Small bird skull found preserved in 99 million-year-old amber

For genetic scientists, the discovery of a perfectly preserved skull of a bird smaller than a hummingbird is a miracle that they are finding exquisite. It was found encased in 99 million-year-old amber. The skull was so well fossilized that even the tiny teeth on the jaw are intact.

Paleontologist Jingmai O’Connor of the Institute of Vertebrate Paleontology and Paleoanthropology in Beijing could not believe the discovery. She says that this fossil is probably the most beautifully preserved Mesozoic bird skull she has ever seen. She calls it weird in a cute way/it’s so weird.”

The tiny skull belongs to a bird named Oculudentavis khaungraae. It lived during the Cretaceous period in the now called northern Myanmar. 
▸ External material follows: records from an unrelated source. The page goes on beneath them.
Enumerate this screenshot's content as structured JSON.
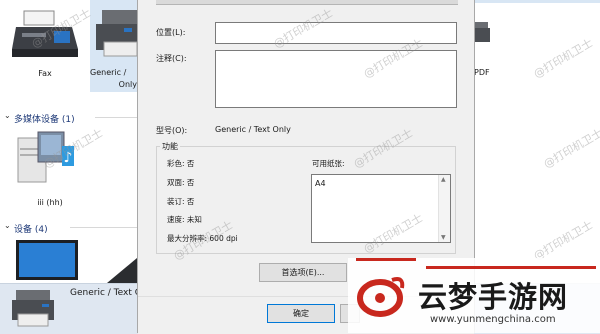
{
  "devices_top": {
    "fax_label": "Fax",
    "generic_label_line1": "Generic /",
    "generic_label_line2": "Only",
    "pdf_label": "PDF"
  },
  "multimedia_group": {
    "title": "多媒体设备 (1)",
    "device_label": "iii (hh)"
  },
  "devices_group": {
    "title": "设备 (4)"
  },
  "status_bar": {
    "selected_device": "Generic / Text O"
  },
  "dialog": {
    "location_label": "位置(L):",
    "location_value": "",
    "comment_label": "注释(C):",
    "comment_value": "",
    "model_label": "型号(O):",
    "model_value": "Generic / Text Only",
    "features_title": "功能",
    "features": {
      "color": "彩色: 否",
      "duplex": "双面: 否",
      "staple": "装订: 否",
      "speed": "速度: 未知",
      "max_resolution": "最大分辨率: 600 dpi"
    },
    "paper_label": "可用纸张:",
    "paper_options": [
      "A4"
    ],
    "preferences_button": "首选项(E)...",
    "ok_button": "确定"
  },
  "watermark": {
    "text": "@打印机卫士",
    "brand_name": "云梦手游网",
    "brand_url": "www.yunmengchina.com"
  },
  "colors": {
    "dialog_bg": "#f0f0f0",
    "header_blue": "#1f3a78",
    "brand_red": "#c8281e"
  }
}
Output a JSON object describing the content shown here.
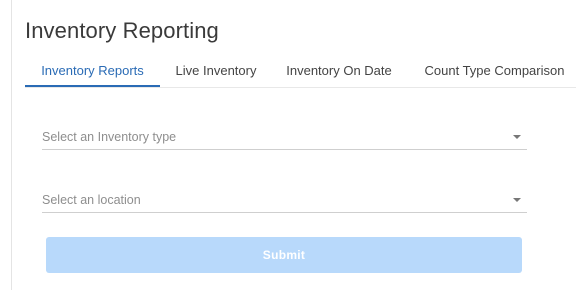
{
  "page": {
    "title": "Inventory Reporting"
  },
  "tabs": [
    {
      "label": "Inventory Reports",
      "active": true
    },
    {
      "label": "Live Inventory",
      "active": false
    },
    {
      "label": "Inventory On Date",
      "active": false
    },
    {
      "label": "Count Type Comparison",
      "active": false
    }
  ],
  "form": {
    "inventory_type": {
      "placeholder": "Select an Inventory type",
      "icon": "chevron-down-icon"
    },
    "location": {
      "placeholder": "Select an location",
      "icon": "chevron-down-icon"
    },
    "submit_label": "Submit"
  },
  "colors": {
    "accent": "#2a6bb5",
    "submit_disabled_bg": "#b8d9fb"
  }
}
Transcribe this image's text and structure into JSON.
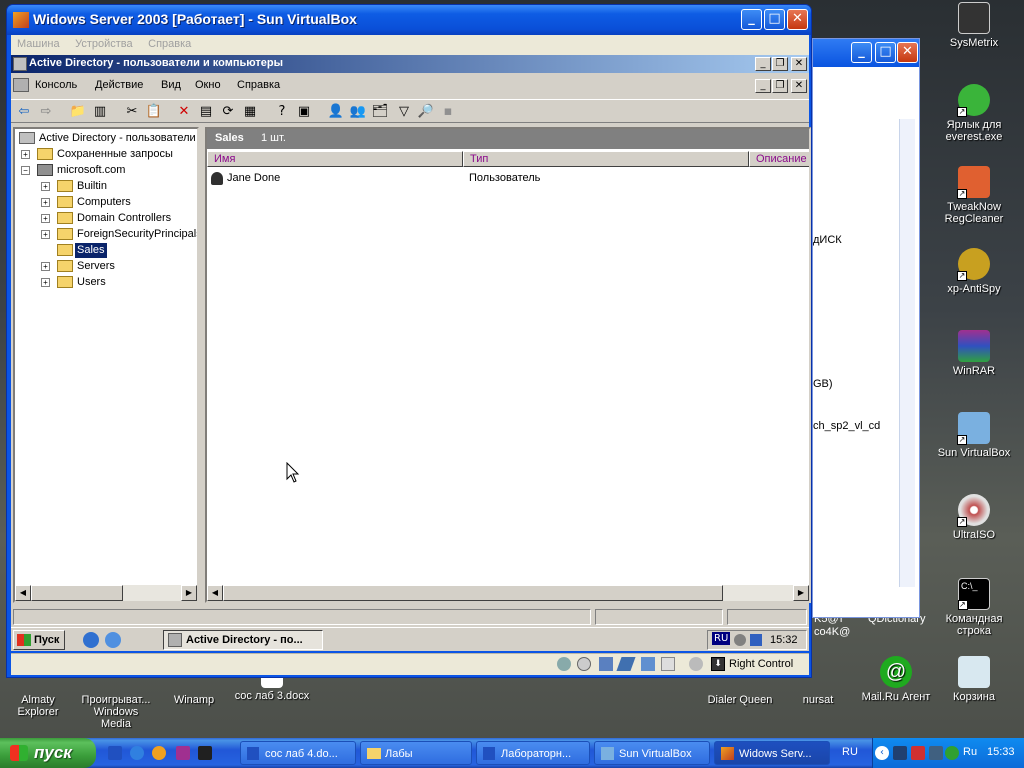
{
  "vbox": {
    "title": "Widows Server 2003 [Работает] - Sun VirtualBox",
    "menu": [
      "Машина",
      "Устройства",
      "Справка"
    ],
    "host_key": "Right Control"
  },
  "mmc": {
    "title": "Active Directory - пользователи и компьютеры",
    "menu": [
      "Консоль",
      "Действие",
      "Вид",
      "Окно",
      "Справка"
    ]
  },
  "tree": {
    "root": "Active Directory - пользователи и",
    "saved_queries": "Сохраненные запросы",
    "domain": "microsoft.com",
    "items": [
      "Builtin",
      "Computers",
      "Domain Controllers",
      "ForeignSecurityPrincipals",
      "Sales",
      "Servers",
      "Users"
    ],
    "selected": "Sales"
  },
  "list": {
    "header_name": "Sales",
    "header_count": "1 шт.",
    "columns": [
      "Имя",
      "Тип",
      "Описание"
    ],
    "rows": [
      {
        "name": "Jane Done",
        "type": "Пользователь",
        "desc": ""
      }
    ]
  },
  "guest_taskbar": {
    "start": "Пуск",
    "task": "Active Directory - по...",
    "lang": "RU",
    "clock": "15:32"
  },
  "bgwin": {
    "lines": [
      "дИСК",
      "GB)",
      "ch_sp2_vl_cd"
    ]
  },
  "desktop_right": [
    "SysMetrix",
    "Ярлык для everest.exe",
    "TweakNow RegCleaner",
    "xp-AntiSpy",
    "WinRAR",
    "Sun VirtualBox",
    "UltraISO",
    "Командная строка"
  ],
  "desktop_bottom": [
    "Almaty Explorer",
    "Проигрыват... Windows Media",
    "Winamp",
    "сос лаб 3.docx",
    "Dialer Queen",
    "nursat",
    "Mail.Ru Агент",
    "Корзина"
  ],
  "desktop_partial": [
    "QDictionary",
    "K5@т",
    "co4K@"
  ],
  "taskbar": {
    "start": "пуск",
    "items": [
      "сос лаб 4.do...",
      "Лабы",
      "Лабораторн...",
      "Sun VirtualBox",
      "Widows Serv..."
    ],
    "lang": "RU",
    "tray_lang": "Ru",
    "clock": "15:33"
  },
  "colors": {
    "xp_blue": "#0a54e0",
    "classic_title": "#0a246a",
    "start_green": "#3c9b3c"
  }
}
The skull is so tiny that measures only 14.25 mm long. It is thought that this bird was perhaps smaller than a bee hummingbird. The bee hummingbird currently is the world’s smallest bird. Though this tiny bird lived so long back, it still had teeth, not to mention the most teeth. Its eyes are like that of an owl and it had an acute vision as understood from the make of its eye socket.

The Oculudentavis has about 100 tiny teeth with a conical shape and sharp ridges with which they hunted for insects. Unfortunately, it was only the skull that was fossilized. None of the other body parts was found. Yet looking at its tiny skull researchers calculate the bird’s body weight to be not more than an ounce or 28 grams. They estimate that its body length would not have been more than 2 inches (5 cm) long including a hypothetical bony tail. The age during which bird lived was the Mesozoic age when the dinosaurs lived on Earth too.

About preservation in amber, O’Connor says that is an amazing preservational medium. He adds that if the animal does not decay much before getting entombed in resin, the preservation is phenomenal: All the soft tissues preserved in three dimensions, like a window into an ancient world.